As a means of combating revenue loss and reconnecting with their audiences, mainstream news media throughout Western democracies have begun tapping into this digital media culture by increasingly adopting participatory forms of journalism. However, these new forms have yet to be study in any great detail. The empirical research that does exist focuses mostly on gauging the opinions, motives and perceptions of editors/journalists, mapping the current trends and forms, and ethnographic studies on newsroom practices. What is needed to take this body of research further is an analysis of the content. This chapter moves in this direction by addressing the question of whether user-generated content within mainstream news media today is improving the quality journalism, i.e. enhancing the public sphere.

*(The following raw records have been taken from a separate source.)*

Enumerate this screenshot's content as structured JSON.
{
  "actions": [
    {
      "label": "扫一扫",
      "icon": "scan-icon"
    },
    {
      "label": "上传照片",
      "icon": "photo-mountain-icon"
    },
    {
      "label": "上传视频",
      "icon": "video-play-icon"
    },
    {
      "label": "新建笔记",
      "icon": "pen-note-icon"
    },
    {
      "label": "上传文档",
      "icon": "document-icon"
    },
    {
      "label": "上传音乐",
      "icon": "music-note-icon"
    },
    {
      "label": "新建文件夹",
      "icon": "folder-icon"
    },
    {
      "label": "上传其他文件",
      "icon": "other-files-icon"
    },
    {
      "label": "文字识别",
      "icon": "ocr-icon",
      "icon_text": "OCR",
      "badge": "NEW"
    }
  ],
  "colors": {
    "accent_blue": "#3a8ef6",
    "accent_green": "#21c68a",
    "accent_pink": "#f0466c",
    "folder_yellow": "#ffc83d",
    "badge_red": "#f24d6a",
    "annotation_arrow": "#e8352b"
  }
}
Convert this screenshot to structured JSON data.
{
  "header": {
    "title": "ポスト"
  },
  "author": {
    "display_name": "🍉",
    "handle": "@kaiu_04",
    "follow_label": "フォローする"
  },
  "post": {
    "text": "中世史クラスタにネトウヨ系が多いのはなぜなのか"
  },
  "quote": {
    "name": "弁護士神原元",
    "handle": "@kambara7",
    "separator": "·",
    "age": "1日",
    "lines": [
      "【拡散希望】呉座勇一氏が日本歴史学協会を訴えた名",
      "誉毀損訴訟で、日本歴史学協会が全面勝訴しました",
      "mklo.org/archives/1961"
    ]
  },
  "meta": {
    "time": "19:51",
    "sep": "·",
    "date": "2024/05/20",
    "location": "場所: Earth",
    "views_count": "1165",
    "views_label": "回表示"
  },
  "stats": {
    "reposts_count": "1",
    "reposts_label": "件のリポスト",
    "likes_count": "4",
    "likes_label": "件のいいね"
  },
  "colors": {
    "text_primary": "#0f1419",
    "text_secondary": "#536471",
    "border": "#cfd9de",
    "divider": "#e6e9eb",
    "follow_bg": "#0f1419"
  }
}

One of the most popular forms of user-generated content within mainstream news media is comment fields attached to news articles. Such spaces provide citizens the opportunity to react, debate, and comment on articles (or blogs) written by journalists. The focus of this chapter is on how people are engaging in these spaces. The aim is two fold. First, it is to see to what extent such spaces are facilitating deliberative communicative practices crucial to the public sphere. Are comment fields opening up spaces for citizen deliberation? Second, it is to see whether this type of user-generated content is improving the quality of journalism. Are citizens bringing new ideas, perspectives, facts, and sources to journalistic content?

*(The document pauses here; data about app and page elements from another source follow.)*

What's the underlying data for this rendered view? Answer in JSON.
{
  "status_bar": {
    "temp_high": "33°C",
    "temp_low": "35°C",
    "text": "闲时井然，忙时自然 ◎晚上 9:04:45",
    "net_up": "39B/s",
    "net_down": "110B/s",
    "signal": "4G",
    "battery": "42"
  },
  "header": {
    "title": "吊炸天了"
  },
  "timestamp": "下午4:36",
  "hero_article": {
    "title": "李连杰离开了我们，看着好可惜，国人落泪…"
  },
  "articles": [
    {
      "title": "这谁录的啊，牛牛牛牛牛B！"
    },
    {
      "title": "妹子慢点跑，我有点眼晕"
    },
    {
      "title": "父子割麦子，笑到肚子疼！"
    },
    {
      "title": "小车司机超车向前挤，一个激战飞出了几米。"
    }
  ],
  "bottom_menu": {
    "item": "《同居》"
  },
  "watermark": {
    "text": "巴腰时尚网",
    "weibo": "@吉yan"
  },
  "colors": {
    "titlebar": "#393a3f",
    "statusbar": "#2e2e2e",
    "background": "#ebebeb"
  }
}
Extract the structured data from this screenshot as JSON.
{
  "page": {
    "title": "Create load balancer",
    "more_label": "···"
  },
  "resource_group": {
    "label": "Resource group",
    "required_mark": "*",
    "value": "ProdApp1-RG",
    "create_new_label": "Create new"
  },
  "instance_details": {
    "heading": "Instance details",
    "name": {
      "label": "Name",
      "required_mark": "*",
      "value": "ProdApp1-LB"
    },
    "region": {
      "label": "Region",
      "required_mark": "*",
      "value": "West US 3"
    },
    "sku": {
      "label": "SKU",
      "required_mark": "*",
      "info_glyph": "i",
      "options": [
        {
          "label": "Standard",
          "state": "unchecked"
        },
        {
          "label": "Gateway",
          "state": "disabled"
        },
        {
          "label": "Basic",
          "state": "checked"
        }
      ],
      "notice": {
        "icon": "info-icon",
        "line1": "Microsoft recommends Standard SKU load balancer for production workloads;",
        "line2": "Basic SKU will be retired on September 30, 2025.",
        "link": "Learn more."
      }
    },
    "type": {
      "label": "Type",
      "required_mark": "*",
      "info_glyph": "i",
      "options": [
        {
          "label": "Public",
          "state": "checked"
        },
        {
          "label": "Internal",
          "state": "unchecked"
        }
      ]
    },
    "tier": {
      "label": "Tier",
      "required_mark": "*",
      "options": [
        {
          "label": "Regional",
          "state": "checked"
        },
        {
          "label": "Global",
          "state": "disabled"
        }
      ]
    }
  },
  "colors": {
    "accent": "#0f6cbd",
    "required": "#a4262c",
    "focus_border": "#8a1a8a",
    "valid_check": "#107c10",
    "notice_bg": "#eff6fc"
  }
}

In order to address these questions, postings from comment fields were examined and assessed within the British online newspaper the Guardian. The sample consisted of 3,169 postings (comments) taken from all those articles/blogs (by Guardian journalists) on the UN Climate Change Summit in Copenhagen during a two week period in December 2009. A case study design with normative and descriptive characteristics was utilized. A content analysis was employed as the primary instrument for examination. The coding scheme focused first on gauging the type and level of interaction. Are participants engaging with the content, journalist, or fellow participants, and are such spaces hosting critical-reciprocal exchange between participants? Second, the analysis identified the purpose of the postings; i.e. are participants providing an opinion/argument, posing a question, providing information, calling for action, and/or degrading or acknowledging another? Finally, the analysis focused on the level to which such spaces bring new and alternative opinions, arguments, facts, and sources to the article, to journalism.
|Subtitel||Trust and Participation in a Transformed News Landscape|

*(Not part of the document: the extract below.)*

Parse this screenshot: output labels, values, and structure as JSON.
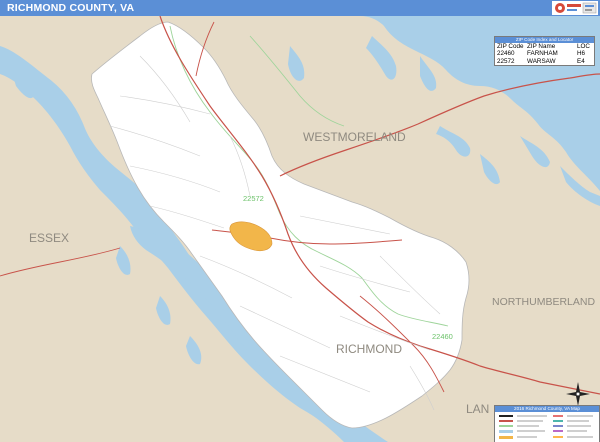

|Redacteuren||M.J. Broersma, C.J. Peters|
|Plaats van productie||London|
|ISBN van geprinte versie||978-0-415-69701-9|
|Status||Published - 2012|